At long last, Marshland: Dreams & Nightmares on the Edge of London is out now on Influx Press, (order it here)
The book is a time-travel journey through the Lea Marshes, weaving together supernatual stories, local legends, weird histories and tales of my own encounters and mishaps.
In the final part of the book I write about how music can be a tool of engagement with the landscape, if you turn the volume down so that the sounds of the environment are audible and choose evocative music that has space between the beats and melodies. Ambient, music concrete, minimal techno, experimental electronics, library music, sound collage all work for me.
As I walk, the music blends with the sound of wind, hooting horns, dog barks and disembodied human voices, creating a unique audio mix, never to be repeated. At times it’s hard to tell those sounds that are in the music from those transmitted by the city. The distinction becomes meaningless. The music mutates the landscape and the landscape mutates the music.

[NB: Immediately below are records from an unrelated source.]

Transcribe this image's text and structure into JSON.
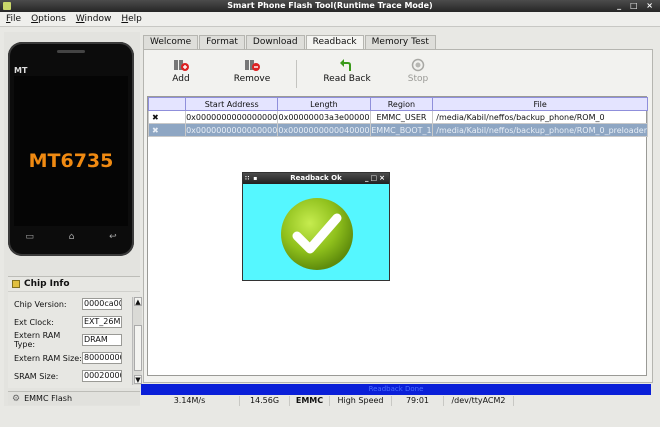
{
  "window": {
    "title": "Smart Phone Flash Tool(Runtime Trace Mode)",
    "controls": "_ □ ×"
  },
  "menu": [
    "File",
    "Options",
    "Window",
    "Help"
  ],
  "phone": {
    "brand": "MT",
    "chip": "MT6735",
    "nav": [
      "▭",
      "⌂",
      "↩"
    ]
  },
  "chip_info": {
    "title": "Chip Info",
    "fields": [
      {
        "label": "Chip Version:",
        "value": "0000ca00"
      },
      {
        "label": "Ext Clock:",
        "value": "EXT_26M"
      },
      {
        "label": "Extern RAM Type:",
        "value": "DRAM"
      },
      {
        "label": "Extern RAM Size:",
        "value": "80000000"
      },
      {
        "label": "SRAM Size:",
        "value": "00020000"
      }
    ]
  },
  "emmc_flash": "EMMC Flash",
  "tabs": [
    "Welcome",
    "Format",
    "Download",
    "Readback",
    "Memory Test"
  ],
  "active_tab": "Readback",
  "toolbar": {
    "add": "Add",
    "remove": "Remove",
    "read_back": "Read Back",
    "stop": "Stop"
  },
  "table": {
    "columns": [
      "",
      "Start Address",
      "Length",
      "Region",
      "File"
    ],
    "rows": [
      {
        "check": "✖",
        "start": "0x0000000000000000",
        "length": "0x00000003a3e00000",
        "region": "EMMC_USER",
        "file": "/media/Kabil/neffos/backup_phone/ROM_0"
      },
      {
        "check": "✖",
        "start": "0x0000000000000000",
        "length": "0x0000000000040000",
        "region": "EMMC_BOOT_1",
        "file": "/media/Kabil/neffos/backup_phone/ROM_0_preloader"
      }
    ]
  },
  "status": {
    "progress_text": "Readback Done",
    "speed": "3.14M/s",
    "size": "14.56G",
    "storage": "EMMC",
    "mode": "High Speed",
    "time": "79:01",
    "port": "/dev/ttyACM2"
  },
  "dialog": {
    "title": "Readback Ok",
    "accent": "#55f7ff",
    "icon": "checkmark-icon"
  },
  "colors": {
    "chip_text": "#f08a12",
    "progress": "#0a1fd8",
    "selected_row": "#8ea6c3"
  }
}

I call these experiences soundchronicities. They create a space where mind, music and environment intersect. It’s a magical world, liberated from the rhythms of everyday reality, and utterly transient. It exists for a moment in time, somewhere in between you and the artist, mediated by the landscape.

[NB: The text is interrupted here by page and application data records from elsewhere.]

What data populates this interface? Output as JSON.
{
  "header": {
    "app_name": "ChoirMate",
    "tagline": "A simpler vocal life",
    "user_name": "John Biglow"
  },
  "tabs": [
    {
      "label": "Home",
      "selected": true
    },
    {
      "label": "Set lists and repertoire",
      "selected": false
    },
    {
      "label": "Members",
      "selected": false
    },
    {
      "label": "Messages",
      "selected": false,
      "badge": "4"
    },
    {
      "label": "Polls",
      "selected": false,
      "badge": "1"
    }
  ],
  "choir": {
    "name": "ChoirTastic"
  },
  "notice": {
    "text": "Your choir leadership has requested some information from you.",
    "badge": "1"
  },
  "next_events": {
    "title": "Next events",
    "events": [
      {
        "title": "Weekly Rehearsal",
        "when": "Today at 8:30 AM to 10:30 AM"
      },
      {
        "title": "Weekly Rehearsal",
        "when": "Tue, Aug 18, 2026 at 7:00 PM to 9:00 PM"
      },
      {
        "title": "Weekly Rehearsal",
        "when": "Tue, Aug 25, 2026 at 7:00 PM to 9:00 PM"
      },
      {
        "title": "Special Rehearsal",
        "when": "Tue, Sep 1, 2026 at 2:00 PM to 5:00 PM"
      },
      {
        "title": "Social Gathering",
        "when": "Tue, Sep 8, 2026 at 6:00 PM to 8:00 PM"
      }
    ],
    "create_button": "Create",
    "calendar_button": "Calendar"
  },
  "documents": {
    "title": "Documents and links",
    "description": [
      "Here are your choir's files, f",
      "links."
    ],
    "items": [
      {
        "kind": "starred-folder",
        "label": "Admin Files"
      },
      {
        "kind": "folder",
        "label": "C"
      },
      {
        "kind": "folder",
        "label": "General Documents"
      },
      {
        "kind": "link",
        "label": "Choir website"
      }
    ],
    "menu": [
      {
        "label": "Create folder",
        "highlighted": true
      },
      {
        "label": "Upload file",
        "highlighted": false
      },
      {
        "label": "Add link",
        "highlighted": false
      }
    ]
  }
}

I’ve created a mix of music which captures the essence of my walks on East London’s marshes – that blend of industrial and pastoral noise, the late night raves, the raucous birds, the unrelenting drone of the city and the eternal lapping of the dirty river.